Problem: Give a verbatim quotation of every record.

----- Material supplied

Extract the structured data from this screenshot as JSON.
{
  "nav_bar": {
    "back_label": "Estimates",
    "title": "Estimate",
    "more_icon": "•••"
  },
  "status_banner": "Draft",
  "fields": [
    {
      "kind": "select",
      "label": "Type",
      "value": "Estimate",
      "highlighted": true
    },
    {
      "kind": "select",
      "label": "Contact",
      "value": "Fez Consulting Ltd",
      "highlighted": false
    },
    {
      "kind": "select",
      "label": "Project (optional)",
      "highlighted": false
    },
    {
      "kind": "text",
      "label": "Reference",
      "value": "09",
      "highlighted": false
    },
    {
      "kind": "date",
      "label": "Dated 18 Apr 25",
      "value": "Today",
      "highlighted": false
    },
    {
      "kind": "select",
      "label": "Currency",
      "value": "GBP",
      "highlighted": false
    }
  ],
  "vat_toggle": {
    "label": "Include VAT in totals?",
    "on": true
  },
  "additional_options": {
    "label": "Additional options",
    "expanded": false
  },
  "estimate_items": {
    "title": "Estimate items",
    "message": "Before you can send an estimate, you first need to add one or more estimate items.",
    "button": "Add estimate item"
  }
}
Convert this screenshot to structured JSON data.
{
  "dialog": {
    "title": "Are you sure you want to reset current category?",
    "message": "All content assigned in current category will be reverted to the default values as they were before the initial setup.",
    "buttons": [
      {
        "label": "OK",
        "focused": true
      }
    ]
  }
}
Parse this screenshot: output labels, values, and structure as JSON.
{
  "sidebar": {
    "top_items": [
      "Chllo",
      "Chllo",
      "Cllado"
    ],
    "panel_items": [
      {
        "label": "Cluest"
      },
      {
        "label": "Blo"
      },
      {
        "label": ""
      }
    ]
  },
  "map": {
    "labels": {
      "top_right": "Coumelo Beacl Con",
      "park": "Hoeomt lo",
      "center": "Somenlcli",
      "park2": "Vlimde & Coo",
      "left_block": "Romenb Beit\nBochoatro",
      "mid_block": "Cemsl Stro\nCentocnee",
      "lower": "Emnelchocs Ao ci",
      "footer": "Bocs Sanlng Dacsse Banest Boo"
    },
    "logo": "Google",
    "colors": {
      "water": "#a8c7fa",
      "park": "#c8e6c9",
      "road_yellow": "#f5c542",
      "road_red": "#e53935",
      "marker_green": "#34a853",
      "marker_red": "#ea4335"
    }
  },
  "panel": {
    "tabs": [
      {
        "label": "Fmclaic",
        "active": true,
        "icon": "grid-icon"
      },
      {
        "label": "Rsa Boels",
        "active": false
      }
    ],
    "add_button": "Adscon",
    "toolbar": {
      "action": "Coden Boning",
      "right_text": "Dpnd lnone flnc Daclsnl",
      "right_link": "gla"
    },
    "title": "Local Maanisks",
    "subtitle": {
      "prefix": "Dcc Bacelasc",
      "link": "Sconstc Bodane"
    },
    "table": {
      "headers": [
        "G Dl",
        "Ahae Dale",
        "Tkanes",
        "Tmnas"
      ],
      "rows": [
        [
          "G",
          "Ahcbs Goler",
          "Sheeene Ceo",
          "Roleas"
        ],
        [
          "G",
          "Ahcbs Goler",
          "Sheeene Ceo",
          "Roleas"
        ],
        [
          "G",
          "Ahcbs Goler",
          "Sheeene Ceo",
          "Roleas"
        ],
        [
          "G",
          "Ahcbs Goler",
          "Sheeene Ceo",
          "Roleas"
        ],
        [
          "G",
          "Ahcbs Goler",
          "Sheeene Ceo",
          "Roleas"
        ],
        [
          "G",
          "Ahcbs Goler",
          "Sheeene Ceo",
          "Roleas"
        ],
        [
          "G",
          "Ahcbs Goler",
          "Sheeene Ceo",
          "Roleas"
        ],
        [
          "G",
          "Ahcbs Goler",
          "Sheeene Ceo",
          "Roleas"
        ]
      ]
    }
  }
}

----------

Task result:
Extract the structured data from this screenshot as JSON.
{
  "nav_bar": {
    "back_label": "Estimates",
    "title": "Estimate",
    "more_icon": "•••"
  },
  "status_banner": "Draft",
  "fields": [
    {
      "kind": "select",
      "label": "Type",
      "value": "Estimate",
      "highlighted": true
    },
    {
      "kind": "select",
      "label": "Contact",
      "value": "Fez Consulting Ltd",
      "highlighted": false
    },
    {
      "kind": "select",
      "label": "Project (optional)",
      "highlighted": false
    },
    {
      "kind": "text",
      "label": "Reference",
      "value": "09",
      "highlighted": false
    },
    {
      "kind": "date",
      "label": "Dated 18 Apr 25",
      "value": "Today",
      "highlighted": false
    },
    {
      "kind": "select",
      "label": "Currency",
      "value": "GBP",
      "highlighted": false
    }
  ],
  "vat_toggle": {
    "label": "Include VAT in totals?",
    "on": true
  },
  "additional_options": {
    "label": "Additional options",
    "expanded": false
  },
  "estimate_items": {
    "title": "Estimate items",
    "message": "Before you can send an estimate, you first need to add one or more estimate items.",
    "button": "Add estimate item"
  }
}
Convert this screenshot to structured JSON data.
{
  "dialog": {
    "title": "Are you sure you want to reset current category?",
    "message": "All content assigned in current category will be reverted to the default values as they were before the initial setup.",
    "buttons": [
      {
        "label": "OK",
        "focused": true
      }
    ]
  }
}
Parse this screenshot: output labels, values, and structure as JSON.
{
  "sidebar": {
    "top_items": [
      "Chllo",
      "Chllo",
      "Cllado"
    ],
    "panel_items": [
      {
        "label": "Cluest"
      },
      {
        "label": "Blo"
      },
      {
        "label": ""
      }
    ]
  },
  "map": {
    "labels": {
      "top_right": "Coumelo Beacl Con",
      "park": "Hoeomt lo",
      "center": "Somenlcli",
      "park2": "Vlimde & Coo",
      "left_block": "Romenb Beit\nBochoatro",
      "mid_block": "Cemsl Stro\nCentocnee",
      "lower": "Emnelchocs Ao ci",
      "footer": "Bocs Sanlng Dacsse Banest Boo"
    },
    "logo": "Google",
    "colors": {
      "water": "#a8c7fa",
      "park": "#c8e6c9",
      "road_yellow": "#f5c542",
      "road_red": "#e53935",
      "marker_green": "#34a853",
      "marker_red": "#ea4335"
    }
  },
  "panel": {
    "tabs": [
      {
        "label": "Fmclaic",
        "active": true,
        "icon": "grid-icon"
      },
      {
        "label": "Rsa Boels",
        "active": false
      }
    ],
    "add_button": "Adscon",
    "toolbar": {
      "action": "Coden Boning",
      "right_text": "Dpnd lnone flnc Daclsnl",
      "right_link": "gla"
    },
    "title": "Local Maanisks",
    "subtitle": {
      "prefix": "Dcc Bacelasc",
      "link": "Sconstc Bodane"
    },
    "table": {
      "headers": [
        "G Dl",
        "Ahae Dale",
        "Tkanes",
        "Tmnas"
      ],
      "rows": [
        [
          "G",
          "Ahcbs Goler",
          "Sheeene Ceo",
          "Roleas"
        ],
        [
          "G",
          "Ahcbs Goler",
          "Sheeene Ceo",
          "Roleas"
        ],
        [
          "G",
          "Ahcbs Goler",
          "Sheeene Ceo",
          "Roleas"
        ],
        [
          "G",
          "Ahcbs Goler",
          "Sheeene Ceo",
          "Roleas"
        ],
        [
          "G",
          "Ahcbs Goler",
          "Sheeene Ceo",
          "Roleas"
        ],
        [
          "G",
          "Ahcbs Goler",
          "Sheeene Ceo",
          "Roleas"
        ],
        [
          "G",
          "Ahcbs Goler",
          "Sheeene Ceo",
          "Roleas"
        ],
        [
          "G",
          "Ahcbs Goler",
          "Sheeene Ceo",
          "Roleas"
        ]
      ]
    }
  }
}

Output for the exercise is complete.